Record extracts: Begin

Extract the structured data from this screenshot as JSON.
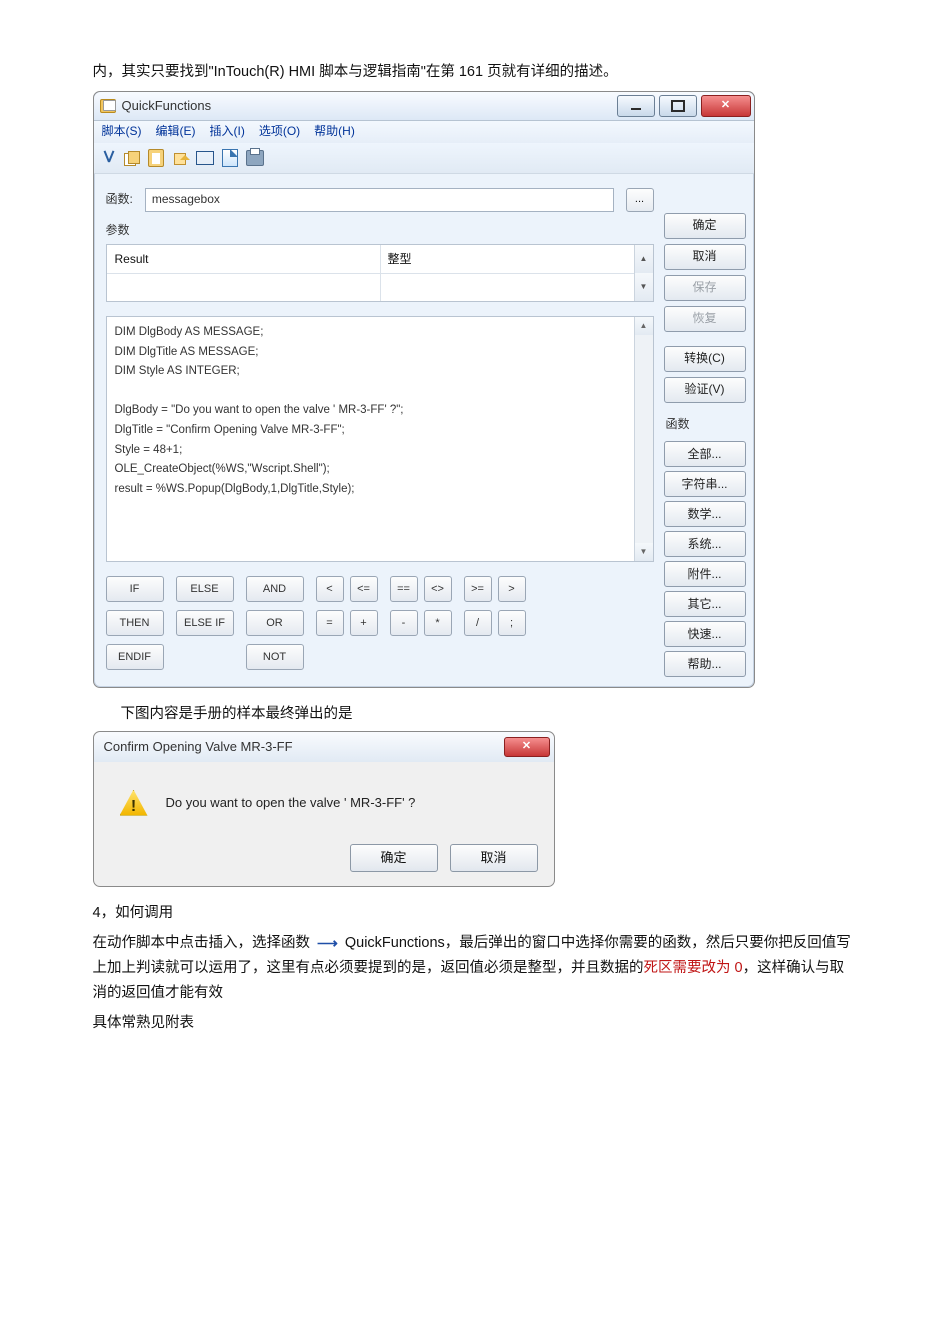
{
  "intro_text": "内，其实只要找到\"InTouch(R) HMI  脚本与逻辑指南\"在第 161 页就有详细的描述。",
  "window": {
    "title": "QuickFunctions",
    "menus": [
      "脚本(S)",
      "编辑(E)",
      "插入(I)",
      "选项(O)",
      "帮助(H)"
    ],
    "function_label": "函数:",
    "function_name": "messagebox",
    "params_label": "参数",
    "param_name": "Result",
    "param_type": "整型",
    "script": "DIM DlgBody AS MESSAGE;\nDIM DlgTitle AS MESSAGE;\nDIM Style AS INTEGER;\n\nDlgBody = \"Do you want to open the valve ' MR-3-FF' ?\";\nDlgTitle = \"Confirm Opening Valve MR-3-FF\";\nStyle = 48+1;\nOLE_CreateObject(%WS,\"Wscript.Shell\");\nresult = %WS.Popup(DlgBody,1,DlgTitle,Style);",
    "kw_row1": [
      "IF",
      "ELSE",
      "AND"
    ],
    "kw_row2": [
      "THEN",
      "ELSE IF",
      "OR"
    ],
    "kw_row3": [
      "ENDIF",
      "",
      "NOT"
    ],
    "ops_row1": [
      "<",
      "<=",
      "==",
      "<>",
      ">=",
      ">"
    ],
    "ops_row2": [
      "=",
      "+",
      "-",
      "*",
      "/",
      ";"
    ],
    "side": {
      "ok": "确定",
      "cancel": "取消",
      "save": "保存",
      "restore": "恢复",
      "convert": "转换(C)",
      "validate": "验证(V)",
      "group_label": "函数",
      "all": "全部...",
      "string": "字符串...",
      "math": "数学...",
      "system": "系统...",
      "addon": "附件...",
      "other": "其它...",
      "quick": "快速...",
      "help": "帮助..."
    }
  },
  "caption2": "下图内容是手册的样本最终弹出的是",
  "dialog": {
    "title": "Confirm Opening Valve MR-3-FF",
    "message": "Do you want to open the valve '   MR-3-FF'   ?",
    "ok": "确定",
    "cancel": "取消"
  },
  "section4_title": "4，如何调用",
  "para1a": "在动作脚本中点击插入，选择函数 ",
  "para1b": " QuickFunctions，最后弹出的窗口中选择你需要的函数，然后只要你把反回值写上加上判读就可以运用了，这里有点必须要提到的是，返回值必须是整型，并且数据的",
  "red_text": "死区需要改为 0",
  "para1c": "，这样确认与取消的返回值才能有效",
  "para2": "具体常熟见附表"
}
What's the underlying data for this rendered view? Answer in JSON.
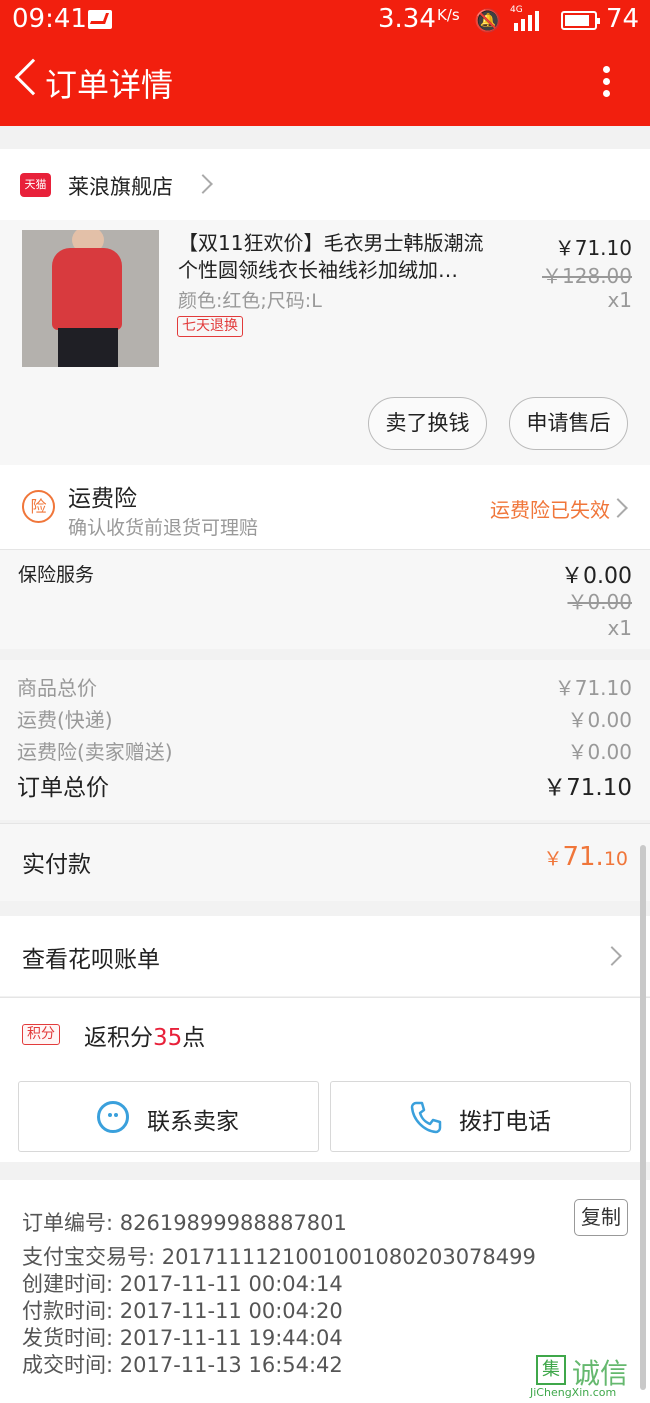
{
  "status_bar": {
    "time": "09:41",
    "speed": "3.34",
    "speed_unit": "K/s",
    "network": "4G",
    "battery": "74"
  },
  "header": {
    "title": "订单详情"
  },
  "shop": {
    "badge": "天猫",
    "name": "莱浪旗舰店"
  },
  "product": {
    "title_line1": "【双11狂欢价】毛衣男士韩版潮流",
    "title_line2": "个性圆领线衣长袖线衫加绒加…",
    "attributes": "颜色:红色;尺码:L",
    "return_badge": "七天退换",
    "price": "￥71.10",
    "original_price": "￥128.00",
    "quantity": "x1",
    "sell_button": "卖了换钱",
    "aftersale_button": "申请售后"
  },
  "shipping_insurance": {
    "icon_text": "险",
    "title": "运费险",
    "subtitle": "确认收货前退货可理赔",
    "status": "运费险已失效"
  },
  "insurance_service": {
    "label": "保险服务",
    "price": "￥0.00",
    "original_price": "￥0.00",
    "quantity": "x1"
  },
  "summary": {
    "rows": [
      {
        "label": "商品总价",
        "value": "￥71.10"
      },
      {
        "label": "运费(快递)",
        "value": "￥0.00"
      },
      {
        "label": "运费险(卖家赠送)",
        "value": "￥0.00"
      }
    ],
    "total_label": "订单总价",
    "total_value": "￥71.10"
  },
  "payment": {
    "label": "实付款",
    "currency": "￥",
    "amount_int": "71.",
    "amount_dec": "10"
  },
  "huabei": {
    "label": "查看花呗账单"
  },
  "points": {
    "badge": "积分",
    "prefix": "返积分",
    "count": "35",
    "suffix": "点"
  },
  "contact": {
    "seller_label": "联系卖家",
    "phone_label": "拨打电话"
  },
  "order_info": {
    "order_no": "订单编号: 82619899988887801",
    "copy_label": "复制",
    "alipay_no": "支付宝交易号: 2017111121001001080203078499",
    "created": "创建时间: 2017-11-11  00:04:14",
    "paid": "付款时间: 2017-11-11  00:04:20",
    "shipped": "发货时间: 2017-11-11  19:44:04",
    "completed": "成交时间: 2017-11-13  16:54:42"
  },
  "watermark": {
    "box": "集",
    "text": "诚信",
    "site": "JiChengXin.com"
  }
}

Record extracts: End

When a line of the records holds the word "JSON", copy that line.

Extract the structured data from this screenshot as JSON.
What's the underlying data for this rendered view? Answer in JSON.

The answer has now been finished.